Among the remaining hurdles are a congressional ban on transferring detainees to U.S.-based prisons, and finding homes even for dozens of detainees cleared for release.
Sloan is seeking to rejuvenate diplomatic efforts that had been stalled by congressional resistance to shutting Guantánamo.
He said he is giving priority to finding solutions for the 77 prisoners – nearly half of the prison population – who have been cleared for transfer or release since 2009. There has been a modest uptick in the pace of transfers, with 11 prisoners sent home or elsewhere since August, nine in December alone.
Increasing the flow of prisoners out of Guantanamo will be no easy task for Sloan, who has deployed his negotiating skills on behalf of both Democratic and Republican presidents, argued cases before the Supreme Court and even once represented Jon Bon Jovi's rock band.
The biggest complication is still Yemen, home to 55 of those eligible to be repatriated, but where some U.S. officials fear they might join up with Al-Qaida in the Arabian Peninsula (AQAP), widely seen as the group's deadliest regional affiliate.
Obama last May lifted a moratorium on sending detainees to Yemen. But the Yemeni government has yet to develop a long-promised rehabilitation program or build a detention center for returnees to make it easier to move ahead.
“Moving forward on those from Yemen as well as those from other countries is obviously very important to us in moving forward in closing Guantánamo,” Sloan said.
In dealing with Yemen and other countries where detainees might go, “it's very important for us to have in place appropriate security measures and to ensure these transfers are consistent with humane treatment policy,” he said.
U.S. officials won't publicly discuss which countries they are negotiating with to take detainees, but talks are apparently proceeding on a number of fronts.
Four Algerians were among those transferred home last year and discussions could focus on the Algerians that remain. Some Afghan detainees cleared for repatriation face an uncertain future because of tensions between Washington and Kabul as the U.S. military winds down its role in the Afghanistan war.
Sloan said efforts were also under way to identify third countries for detainees with nowhere else to go, reviving a process that stalled in Obama's first term when allies bristled over congressional refusal to allow detainees onto U.S. soil. Slovakia took in the last three ethnic Uighur Chinese inmates last month.
Even with stepped-up transfers, Guantánamo's closure is in doubt unless the administration can figure out what to do with the nearly 50 inmates – the so-called “forever” prisoners – it has deemed too dangerous to release. Obama has promised an accelerated process of parole-style “periodic reviews” to determine whether they still pose security risks.
In December, Congress eased some restrictions on prisoner transfers. Sloan said “the next big step would be removing the ban on bringing people to the United States for detention and trial.”

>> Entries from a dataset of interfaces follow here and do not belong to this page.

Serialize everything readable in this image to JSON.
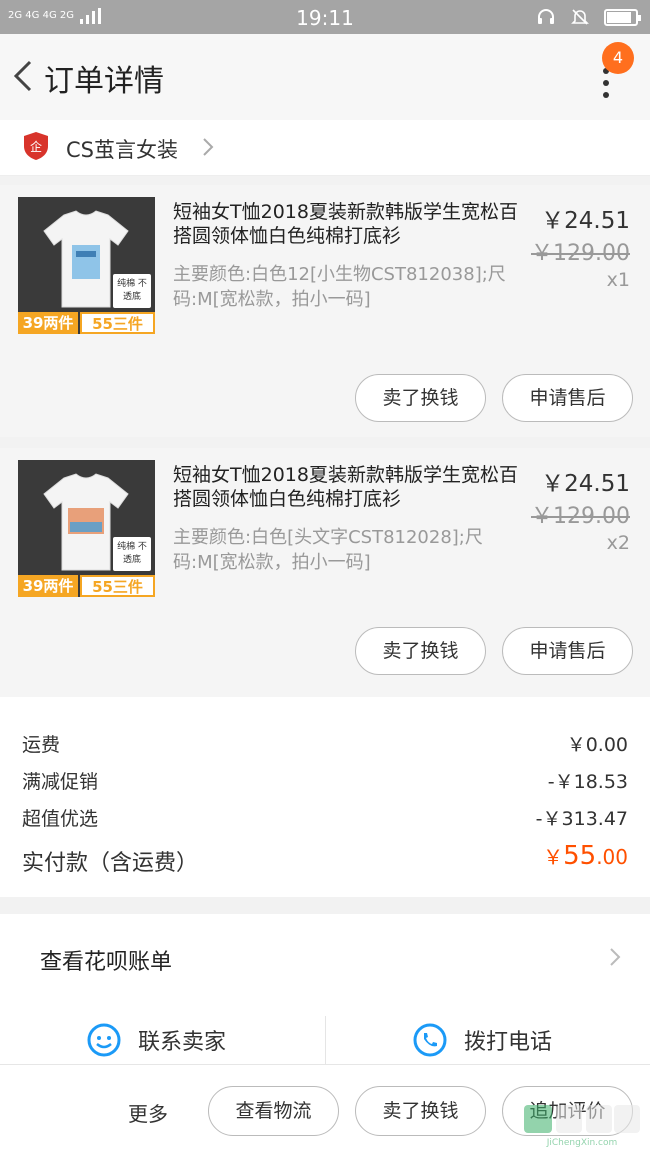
{
  "status_bar": {
    "network": "2G 4G 4G 2G",
    "time": "19:11"
  },
  "header": {
    "title": "订单详情",
    "badge_count": "4"
  },
  "shop": {
    "name": "CS茧言女装",
    "logo_glyph": "企"
  },
  "items": [
    {
      "name": "短袖女T恤2018夏装新款韩版学生宽松百搭圆领体恤白色纯棉打底衫",
      "spec": "主要颜色:白色12[小生物CST812038];尺码:M[宽松款，拍小一码]",
      "price": "￥24.51",
      "original_price": "￥129.00",
      "quantity": "x1",
      "promo_tag1": "39两件",
      "promo_tag2": "55三件",
      "thumb_note": "纯棉 不透底",
      "btn_sell": "卖了换钱",
      "btn_aftersale": "申请售后"
    },
    {
      "name": "短袖女T恤2018夏装新款韩版学生宽松百搭圆领体恤白色纯棉打底衫",
      "spec": "主要颜色:白色[头文字CST812028];尺码:M[宽松款，拍小一码]",
      "price": "￥24.51",
      "original_price": "￥129.00",
      "quantity": "x2",
      "promo_tag1": "39两件",
      "promo_tag2": "55三件",
      "thumb_note": "纯棉 不透底",
      "btn_sell": "卖了换钱",
      "btn_aftersale": "申请售后"
    }
  ],
  "summary": {
    "shipping_label": "运费",
    "shipping_value": "￥0.00",
    "discount_label": "满减促销",
    "discount_value": "-￥18.53",
    "preferred_label": "超值优选",
    "preferred_value": "-￥313.47",
    "total_label": "实付款（含运费）",
    "total_symbol": "￥",
    "total_integer": "55",
    "total_decimal": ".00"
  },
  "huabei": {
    "label": "查看花呗账单"
  },
  "contact": {
    "seller_label": "联系卖家",
    "phone_label": "拨打电话"
  },
  "bottom_bar": {
    "more_label": "更多",
    "logistics_label": "查看物流",
    "sell_label": "卖了换钱",
    "review_label": "追加评价"
  },
  "watermark": {
    "text": "JiChengXin.com"
  },
  "colors": {
    "accent": "#ff5000",
    "badge": "#ff6f1e",
    "link_blue": "#1b9af7"
  }
}
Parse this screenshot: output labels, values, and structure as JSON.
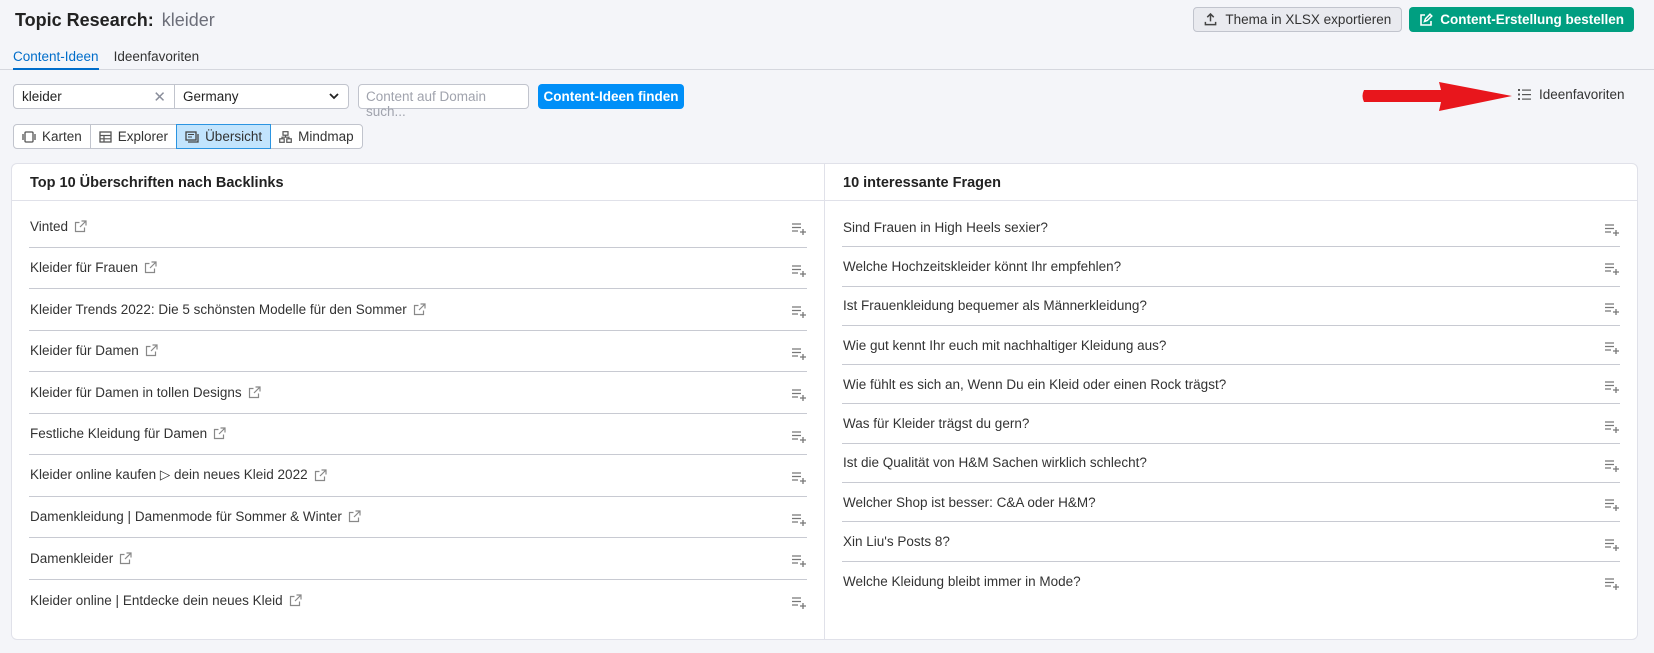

Lawmakers, however, have made clear they would strongly resist such a change.
Opened by President George W. Bush in 2002 to hold terrorism suspects rounded up overseas after the Sept. 11, 2001, attacks, Guantánamo became a symbol of the excesses of his “war on terror.”
Sloan was appointed in July after Guantánamo was thrust back into the spotlight by a hunger strike and the military's decision to force-feed prisoners to keep them alive.